And if it is slow in the shop, it's not like you can stop working or just shut the shop for a few days. You need to still show up, bring in new merch and paste a smile on while you silently beg for that lady to not crush your spirit and ask for a discount on the $30 dress which will be your first in-store sale this week. I come from a landscaping back ground and I'm used to working 6 hours and getting paid for 6 hours. And now I've started a shop and as can be expected, you don't draw a salary as you are growing your business. Personally I've had two really slow periods in this last year and they both came at times when I was working extra hard. The early spring and late fall were really rough.

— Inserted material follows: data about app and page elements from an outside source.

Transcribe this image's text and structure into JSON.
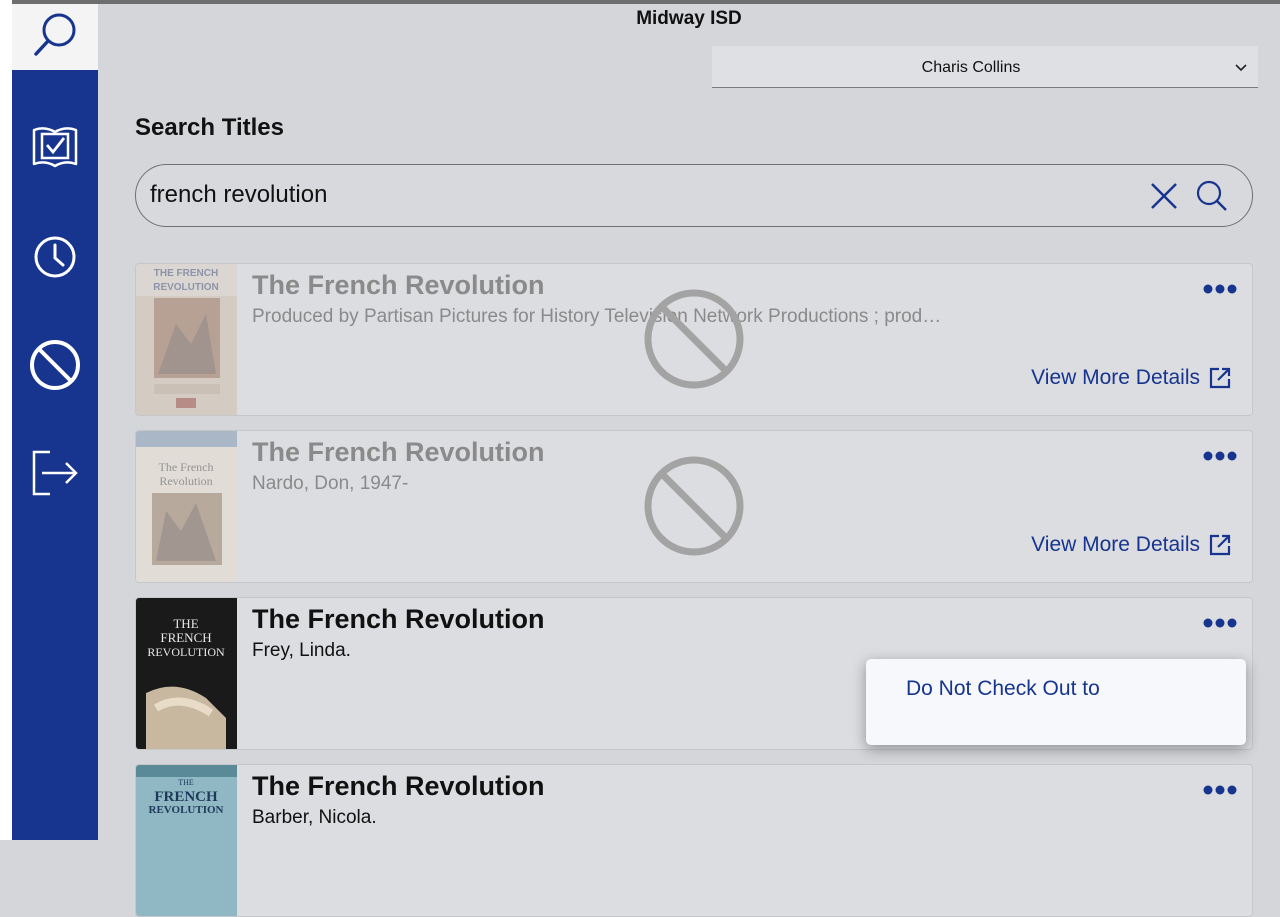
{
  "header": {
    "district": "Midway ISD"
  },
  "user_select": {
    "value": "Charis Collins"
  },
  "page": {
    "heading": "Search Titles"
  },
  "search": {
    "value": "french revolution"
  },
  "sidebar": {
    "items": [
      {
        "icon": "search-icon",
        "active": true
      },
      {
        "icon": "book-check-icon",
        "active": false
      },
      {
        "icon": "clock-icon",
        "active": false
      },
      {
        "icon": "block-icon",
        "active": false
      },
      {
        "icon": "logout-icon",
        "active": false
      }
    ]
  },
  "results": [
    {
      "title": "The French Revolution",
      "author": "Produced by Partisan Pictures for History Television Network Productions ; prod…",
      "blocked": true,
      "details": "View More Details",
      "cover_text": [
        "THE FRENCH",
        "REVOLUTION"
      ]
    },
    {
      "title": "The French Revolution",
      "author": "Nardo, Don, 1947-",
      "blocked": true,
      "details": "View More Details",
      "cover_text": [
        "The French",
        "Revolution"
      ]
    },
    {
      "title": "The French Revolution",
      "author": "Frey, Linda.",
      "blocked": false,
      "cover_text": [
        "THE",
        "FRENCH",
        "REVOLUTION"
      ]
    },
    {
      "title": "The French Revolution",
      "author": "Barber, Nicola.",
      "blocked": false,
      "cover_text": [
        "THE",
        "FRENCH",
        "REVOLUTION"
      ]
    }
  ],
  "popup": {
    "option": "Do Not Check Out to"
  },
  "colors": {
    "sidebar": "#17348e",
    "accent": "#17348e",
    "background": "#d5d6da"
  }
}
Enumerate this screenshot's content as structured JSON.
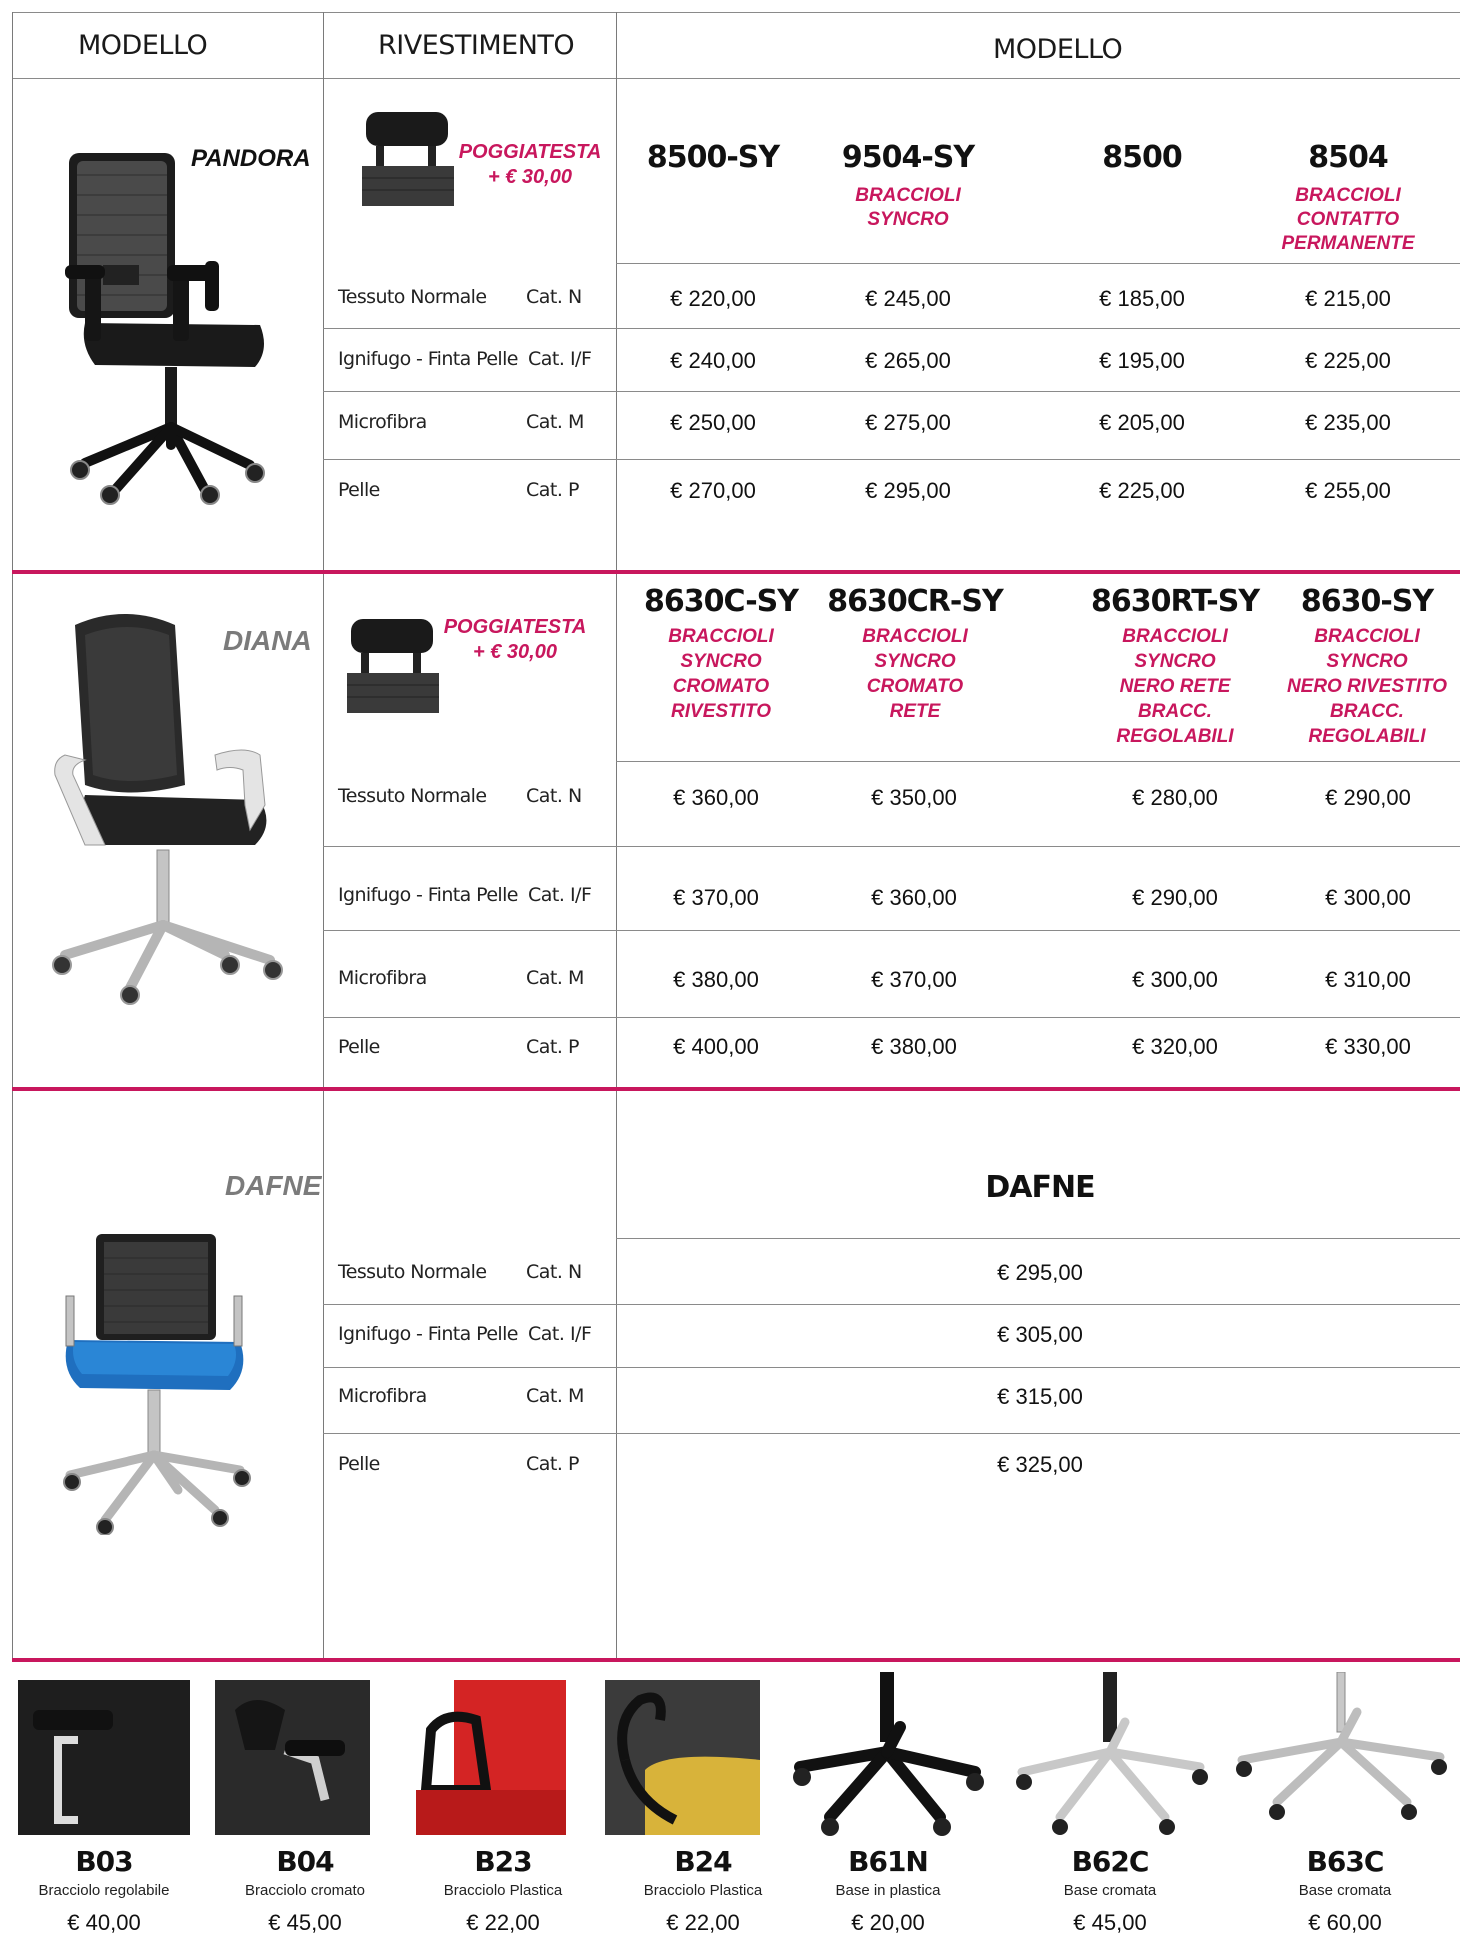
{
  "header": {
    "col1": "MODELLO",
    "col2": "RIVESTIMENTO",
    "col3": "MODELLO"
  },
  "coverings": [
    {
      "name": "Tessuto Normale",
      "cat": "Cat. N"
    },
    {
      "name": "Ignifugo - Finta Pelle",
      "cat": "Cat. I/F"
    },
    {
      "name": "Microfibra",
      "cat": "Cat. M"
    },
    {
      "name": "Pelle",
      "cat": "Cat. P"
    }
  ],
  "pandora": {
    "name": "PANDORA",
    "headrest": [
      "POGGIATESTA",
      "+ € 30,00"
    ],
    "models": [
      {
        "code": "8500-SY",
        "sub": []
      },
      {
        "code": "9504-SY",
        "sub": [
          "BRACCIOLI",
          "SYNCRO"
        ]
      },
      {
        "code": "8500",
        "sub": []
      },
      {
        "code": "8504",
        "sub": [
          "BRACCIOLI",
          "CONTATTO",
          "PERMANENTE"
        ]
      }
    ],
    "prices": [
      [
        "€ 220,00",
        "€ 245,00",
        "€ 185,00",
        "€ 215,00"
      ],
      [
        "€ 240,00",
        "€ 265,00",
        "€ 195,00",
        "€ 225,00"
      ],
      [
        "€ 250,00",
        "€ 275,00",
        "€ 205,00",
        "€ 235,00"
      ],
      [
        "€ 270,00",
        "€ 295,00",
        "€ 225,00",
        "€ 255,00"
      ]
    ]
  },
  "diana": {
    "name": "DIANA",
    "headrest": [
      "POGGIATESTA",
      "+ € 30,00"
    ],
    "models": [
      {
        "code": "8630C-SY",
        "sub": [
          "BRACCIOLI",
          "SYNCRO",
          "CROMATO",
          "RIVESTITO"
        ]
      },
      {
        "code": "8630CR-SY",
        "sub": [
          "BRACCIOLI",
          "SYNCRO",
          "CROMATO",
          "RETE"
        ]
      },
      {
        "code": "8630RT-SY",
        "sub": [
          "BRACCIOLI",
          "SYNCRO",
          "NERO RETE",
          "BRACC.",
          "REGOLABILI"
        ]
      },
      {
        "code": "8630-SY",
        "sub": [
          "BRACCIOLI",
          "SYNCRO",
          "NERO RIVESTITO",
          "BRACC.",
          "REGOLABILI"
        ]
      }
    ],
    "prices": [
      [
        "€ 360,00",
        "€ 350,00",
        "€ 280,00",
        "€ 290,00"
      ],
      [
        "€ 370,00",
        "€ 360,00",
        "€ 290,00",
        "€ 300,00"
      ],
      [
        "€ 380,00",
        "€ 370,00",
        "€ 300,00",
        "€ 310,00"
      ],
      [
        "€ 400,00",
        "€ 380,00",
        "€ 320,00",
        "€ 330,00"
      ]
    ]
  },
  "dafne": {
    "name": "DAFNE",
    "model": "DAFNE",
    "prices": [
      "€ 295,00",
      "€ 305,00",
      "€ 315,00",
      "€ 325,00"
    ]
  },
  "accessories": [
    {
      "code": "B03",
      "desc": "Bracciolo regolabile",
      "price": "€ 40,00"
    },
    {
      "code": "B04",
      "desc": "Bracciolo cromato",
      "price": "€ 45,00"
    },
    {
      "code": "B23",
      "desc": "Bracciolo Plastica",
      "price": "€ 22,00"
    },
    {
      "code": "B24",
      "desc": "Bracciolo Plastica",
      "price": "€ 22,00"
    },
    {
      "code": "B61N",
      "desc": "Base in plastica",
      "price": "€ 20,00"
    },
    {
      "code": "B62C",
      "desc": "Base cromata",
      "price": "€ 45,00"
    },
    {
      "code": "B63C",
      "desc": "Base cromata",
      "price": "€ 60,00"
    }
  ]
}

It's just a busy time of year for me; in addition to running the shop and finding, cleaning, fixing and prepping the merch and planning some events, I was also trying to get online collections up and I was really busy at my other job (remember, no salary for a year or two... and I still love landscaping;)). So I would live off my to-do lists everyday and fall into bed at night exhausted from life and yet the shop was so slow that it felt like there was nothing to show for all that hard work and teeth grinding.
I'm not sharing this for sympathy (yes, I am. I need a hug.). I'm sharing this because this is what happens when you start a small business. You get blind sided by how hard it is and you question why you ever, ever disrupted your life to do that stupid thing and follow your dream. I am not special. This little post about the struggle of a small retail business is not unique. And yet, we don't often talk about it because it's kinda crappy to admit that you are not always a shining success. Other shop owners warned me beforehand that it would be tough, especially establishing yourself and building your consumer base. They warned me that is would be slow and you would see your bank account dip and your spirits would dip with your bank account. Maybe your consumption of spirits would rise though... (see what I did there). I believed it when they warned me but I was still shocked at how defeated I could feel.
And so I'm sharing this to be honest. And to encourage anyone in the same boat or hoping to hop on their own boat someday. You have to hustle, you have to have a solid business plan and you have to know some days will royally suck. But it will be worth it because past those terrible days are days when you are living the dream.
I hope to wear crinolines to work for a few more years at least...;)